Resources for Clinical Research in the JID
- Clinical trials have several important limitations for evaluating the safety of new medications, leading to many adverse events not being identified until the postmarketing period. Descriptive studies, including case reports, case series, cross-sectional, and ecologic studies, help identify potential safety signals and generate hypotheses. Further research using analytic study methods, including case-control studies and cohort studies, are necessary to determine if an association truly exists and to better understand the potential for causation.
- Over the last decade a large body of epidemiological, translational, and animal model research has suggested that psoriasis may be a risk factor for cardiovascular and metabolic disease. Outcome based studies often suggest that patients with more severe psoriasis have an increased risk of major cardiovascular events independent of traditional risk factors that are captured in electronic health data. The study by Parisi and colleagues finds that incident severe psoriasis is associated with a non-statistically significant increased risk of major cardiovascular events, HR 1.28 (95% CI 0.96–1.69) in their primary model and a statistically significant increased risk, HR 1.46 (95% CI 1.11, 1.92), in a sensitivity analysis that excludes patients with inflammatory arthritis.

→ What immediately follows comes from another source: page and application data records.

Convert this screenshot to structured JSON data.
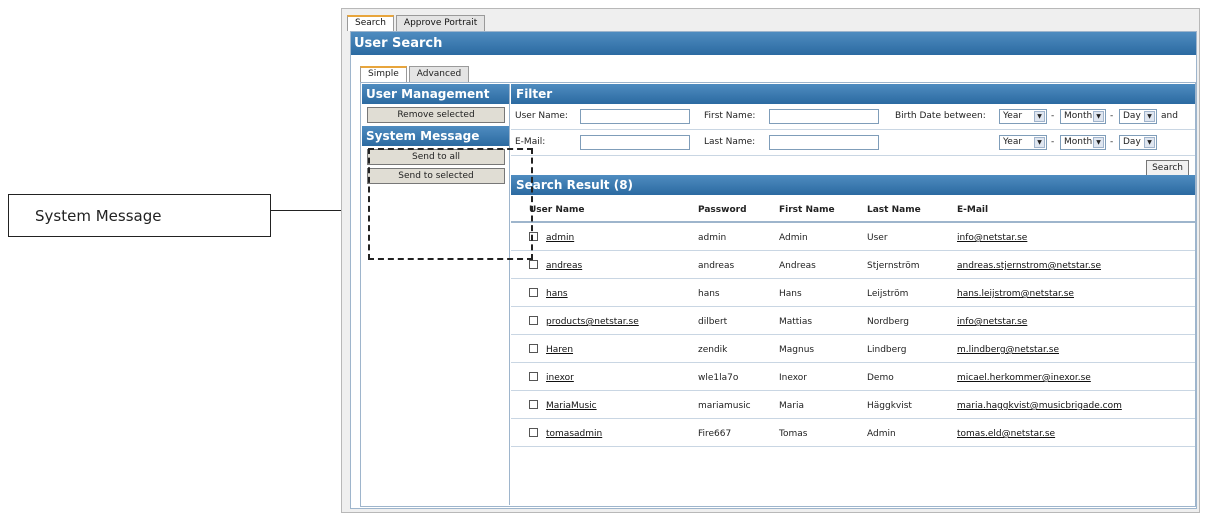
{
  "callout": {
    "label": "System Message"
  },
  "outer_tabs": [
    {
      "label": "Search"
    },
    {
      "label": "Approve Portrait"
    }
  ],
  "panel": {
    "title": "User Search"
  },
  "inner_tabs": [
    {
      "label": "Simple"
    },
    {
      "label": "Advanced"
    }
  ],
  "sidebar": {
    "user_management": {
      "title": "User Management",
      "remove_selected": "Remove selected"
    },
    "system_message": {
      "title": "System Message",
      "send_to_all": "Send to all",
      "send_to_selected": "Send to selected"
    }
  },
  "filter": {
    "title": "Filter",
    "user_name_label": "User Name:",
    "first_name_label": "First Name:",
    "email_label": "E-Mail:",
    "last_name_label": "Last Name:",
    "birth_date_label": "Birth Date between:",
    "year": "Year",
    "month": "Month",
    "day": "Day",
    "dash": "-",
    "and": "and",
    "search_button": "Search"
  },
  "results": {
    "title": "Search Result (8)",
    "columns": [
      "User Name",
      "Password",
      "First Name",
      "Last Name",
      "E-Mail"
    ],
    "rows": [
      {
        "user": "admin",
        "password": "admin",
        "first": "Admin",
        "last": "User",
        "email": "info@netstar.se"
      },
      {
        "user": "andreas",
        "password": "andreas",
        "first": "Andreas",
        "last": "Stjernström",
        "email": "andreas.stjernstrom@netstar.se"
      },
      {
        "user": "hans",
        "password": "hans",
        "first": "Hans",
        "last": "Leijström",
        "email": "hans.leijstrom@netstar.se"
      },
      {
        "user": "products@netstar.se",
        "password": "dilbert",
        "first": "Mattias",
        "last": "Nordberg",
        "email": "info@netstar.se"
      },
      {
        "user": "Haren",
        "password": "zendik",
        "first": "Magnus",
        "last": "Lindberg",
        "email": "m.lindberg@netstar.se"
      },
      {
        "user": "inexor",
        "password": "wle1la7o",
        "first": "Inexor",
        "last": "Demo",
        "email": "micael.herkommer@inexor.se"
      },
      {
        "user": "MariaMusic",
        "password": "mariamusic",
        "first": "Maria",
        "last": "Häggkvist",
        "email": "maria.haggkvist@musicbrigade.com"
      },
      {
        "user": "tomasadmin",
        "password": "Fire667",
        "first": "Tomas",
        "last": "Admin",
        "email": "tomas.eld@netstar.se"
      }
    ]
  }
}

- The Psoralen plus Ultraviolet-A (PUVA) cohort study has been a tremendous success in determining how a novel treatment (i.e., PUVA) affects the long-term risk of keratinocyte carcinoma. The ability to follow patients from the initial multicenter clinical trial for more than three decades has been a remarkable achievement in dermatoepidemiology. In this issue, Stern and Huibregtse report results from the PUVA follow-up study and conclude that only patients with exceptionally severe psoriasis have an increased overall mortality risk and that there is no significant risk of cardiovascular mortality associated with psoriasis.
- In this issue, Wakkee and colleagues report a self-described exploratory cohort study and conclude that psoriasis may not be an independent risk factor for ischemic heart disease (IHD) hospitalization and that there is only a slight and borderline increased risk of ischemic heart disease among psoriasis patients. This negative result should be interpreted in light of the study’s limitations, the complex relationship among levels of psoriasis severity, patient age, and cardiovascular (CV) risk, and the context of the rapidly growing literature.